#### [Problem requirements]
Identify, in the records below, every line where the string "path" appears, and copy each such line.

(Page and application data records)

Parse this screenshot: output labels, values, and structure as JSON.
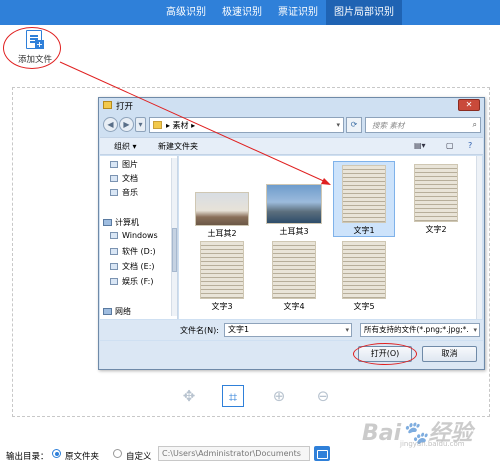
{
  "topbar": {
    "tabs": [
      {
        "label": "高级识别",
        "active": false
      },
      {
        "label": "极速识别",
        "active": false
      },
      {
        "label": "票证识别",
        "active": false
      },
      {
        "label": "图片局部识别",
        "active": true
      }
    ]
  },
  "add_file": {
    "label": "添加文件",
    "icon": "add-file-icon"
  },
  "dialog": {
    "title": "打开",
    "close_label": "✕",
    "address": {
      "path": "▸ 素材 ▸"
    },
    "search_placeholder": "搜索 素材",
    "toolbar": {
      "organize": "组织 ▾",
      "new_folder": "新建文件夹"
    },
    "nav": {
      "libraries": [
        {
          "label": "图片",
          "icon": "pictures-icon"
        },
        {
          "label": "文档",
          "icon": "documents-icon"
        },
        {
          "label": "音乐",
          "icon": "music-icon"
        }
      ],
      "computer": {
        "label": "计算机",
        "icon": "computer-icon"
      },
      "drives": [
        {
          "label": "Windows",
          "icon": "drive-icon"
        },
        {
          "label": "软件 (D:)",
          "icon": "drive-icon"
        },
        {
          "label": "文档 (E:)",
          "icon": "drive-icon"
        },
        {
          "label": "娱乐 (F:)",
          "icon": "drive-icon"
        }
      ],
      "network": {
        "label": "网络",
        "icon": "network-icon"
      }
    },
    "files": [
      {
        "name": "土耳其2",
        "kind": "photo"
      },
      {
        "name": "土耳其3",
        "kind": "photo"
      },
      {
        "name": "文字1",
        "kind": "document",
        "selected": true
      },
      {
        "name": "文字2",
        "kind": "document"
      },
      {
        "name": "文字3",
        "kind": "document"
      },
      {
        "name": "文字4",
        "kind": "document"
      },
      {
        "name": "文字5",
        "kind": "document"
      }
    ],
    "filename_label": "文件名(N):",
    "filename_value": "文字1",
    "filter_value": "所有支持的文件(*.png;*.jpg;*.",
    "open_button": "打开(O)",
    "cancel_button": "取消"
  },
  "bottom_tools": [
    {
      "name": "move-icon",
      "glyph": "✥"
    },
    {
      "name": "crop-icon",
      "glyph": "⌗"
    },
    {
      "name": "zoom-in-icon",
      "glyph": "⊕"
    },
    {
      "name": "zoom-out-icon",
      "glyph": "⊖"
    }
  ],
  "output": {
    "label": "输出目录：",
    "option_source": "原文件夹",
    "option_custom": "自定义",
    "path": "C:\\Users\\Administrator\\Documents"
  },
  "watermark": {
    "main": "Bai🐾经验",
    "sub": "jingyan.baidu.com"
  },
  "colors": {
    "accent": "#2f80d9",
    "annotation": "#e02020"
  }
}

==

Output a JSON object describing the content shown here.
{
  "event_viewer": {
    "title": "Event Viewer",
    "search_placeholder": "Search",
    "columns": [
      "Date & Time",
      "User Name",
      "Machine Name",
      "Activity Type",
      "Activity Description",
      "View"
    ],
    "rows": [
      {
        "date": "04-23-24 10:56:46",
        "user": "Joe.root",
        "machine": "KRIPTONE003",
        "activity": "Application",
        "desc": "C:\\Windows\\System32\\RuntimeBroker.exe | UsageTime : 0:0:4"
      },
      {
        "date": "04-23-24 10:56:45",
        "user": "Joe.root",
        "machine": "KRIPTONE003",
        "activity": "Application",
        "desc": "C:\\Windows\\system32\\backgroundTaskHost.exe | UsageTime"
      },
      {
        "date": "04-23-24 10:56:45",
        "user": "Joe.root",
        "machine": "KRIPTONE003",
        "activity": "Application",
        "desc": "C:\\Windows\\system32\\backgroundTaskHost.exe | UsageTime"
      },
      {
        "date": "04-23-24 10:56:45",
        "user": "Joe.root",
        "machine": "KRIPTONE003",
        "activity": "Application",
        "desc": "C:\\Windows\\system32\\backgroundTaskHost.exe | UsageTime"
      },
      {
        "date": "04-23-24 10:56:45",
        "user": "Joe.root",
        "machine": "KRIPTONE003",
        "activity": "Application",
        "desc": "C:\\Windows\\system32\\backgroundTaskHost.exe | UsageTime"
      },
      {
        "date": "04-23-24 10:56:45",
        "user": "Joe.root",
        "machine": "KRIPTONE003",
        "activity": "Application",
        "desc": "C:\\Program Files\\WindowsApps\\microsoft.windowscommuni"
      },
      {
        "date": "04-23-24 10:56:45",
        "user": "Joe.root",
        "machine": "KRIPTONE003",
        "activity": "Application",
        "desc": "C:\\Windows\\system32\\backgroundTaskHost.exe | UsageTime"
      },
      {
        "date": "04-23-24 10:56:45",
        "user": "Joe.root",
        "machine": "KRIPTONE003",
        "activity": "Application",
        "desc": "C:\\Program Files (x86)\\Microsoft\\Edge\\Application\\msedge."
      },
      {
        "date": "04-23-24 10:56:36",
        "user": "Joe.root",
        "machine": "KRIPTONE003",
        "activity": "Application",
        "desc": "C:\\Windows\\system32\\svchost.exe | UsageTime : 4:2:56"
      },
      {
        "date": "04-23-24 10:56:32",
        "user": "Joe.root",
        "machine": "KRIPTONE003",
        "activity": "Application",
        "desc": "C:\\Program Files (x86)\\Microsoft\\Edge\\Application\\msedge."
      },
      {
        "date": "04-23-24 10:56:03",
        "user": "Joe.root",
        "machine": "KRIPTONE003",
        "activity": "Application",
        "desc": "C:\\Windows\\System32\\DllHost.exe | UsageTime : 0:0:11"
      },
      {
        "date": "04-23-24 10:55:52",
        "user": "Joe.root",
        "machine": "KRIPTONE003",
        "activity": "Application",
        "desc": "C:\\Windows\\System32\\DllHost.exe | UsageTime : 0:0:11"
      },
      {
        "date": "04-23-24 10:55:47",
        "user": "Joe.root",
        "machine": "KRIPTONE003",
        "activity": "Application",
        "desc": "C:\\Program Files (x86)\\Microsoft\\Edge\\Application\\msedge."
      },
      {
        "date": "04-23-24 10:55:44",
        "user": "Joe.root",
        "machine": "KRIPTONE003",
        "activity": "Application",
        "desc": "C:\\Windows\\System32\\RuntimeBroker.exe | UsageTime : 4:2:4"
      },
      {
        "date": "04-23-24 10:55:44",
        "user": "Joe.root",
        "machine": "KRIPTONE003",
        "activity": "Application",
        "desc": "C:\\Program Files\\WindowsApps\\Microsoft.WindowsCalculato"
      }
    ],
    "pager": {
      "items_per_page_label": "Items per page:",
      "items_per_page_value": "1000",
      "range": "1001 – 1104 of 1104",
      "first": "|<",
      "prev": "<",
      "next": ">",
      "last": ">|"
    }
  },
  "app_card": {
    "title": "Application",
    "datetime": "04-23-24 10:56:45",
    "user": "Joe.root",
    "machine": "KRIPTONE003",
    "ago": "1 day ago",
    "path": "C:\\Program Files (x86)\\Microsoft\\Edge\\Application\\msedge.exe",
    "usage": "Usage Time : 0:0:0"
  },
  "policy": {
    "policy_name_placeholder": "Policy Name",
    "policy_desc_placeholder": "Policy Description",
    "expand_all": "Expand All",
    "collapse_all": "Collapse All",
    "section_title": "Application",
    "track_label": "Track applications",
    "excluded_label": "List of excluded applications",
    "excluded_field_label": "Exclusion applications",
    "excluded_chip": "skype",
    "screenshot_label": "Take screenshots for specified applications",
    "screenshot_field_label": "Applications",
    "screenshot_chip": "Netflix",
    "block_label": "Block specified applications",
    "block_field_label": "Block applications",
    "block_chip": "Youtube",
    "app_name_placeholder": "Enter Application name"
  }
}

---

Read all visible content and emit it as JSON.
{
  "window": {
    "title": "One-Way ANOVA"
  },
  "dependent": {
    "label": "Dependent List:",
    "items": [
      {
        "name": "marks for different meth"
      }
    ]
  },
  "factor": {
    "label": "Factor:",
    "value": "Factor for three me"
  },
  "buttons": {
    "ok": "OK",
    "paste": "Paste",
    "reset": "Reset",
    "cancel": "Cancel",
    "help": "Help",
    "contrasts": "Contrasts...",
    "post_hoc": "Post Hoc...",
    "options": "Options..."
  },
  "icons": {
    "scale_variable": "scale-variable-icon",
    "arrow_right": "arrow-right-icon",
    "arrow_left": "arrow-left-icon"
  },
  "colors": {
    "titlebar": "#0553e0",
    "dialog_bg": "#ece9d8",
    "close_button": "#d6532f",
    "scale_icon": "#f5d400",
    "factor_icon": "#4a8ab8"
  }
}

#### [Task response]
      "path": "▸ 素材 ▸"
    "path": "C:\\Users\\Administrator\\Documents"
    "path": "C:\\Program Files (x86)\\Microsoft\\Edge\\Application\\msedge.exe",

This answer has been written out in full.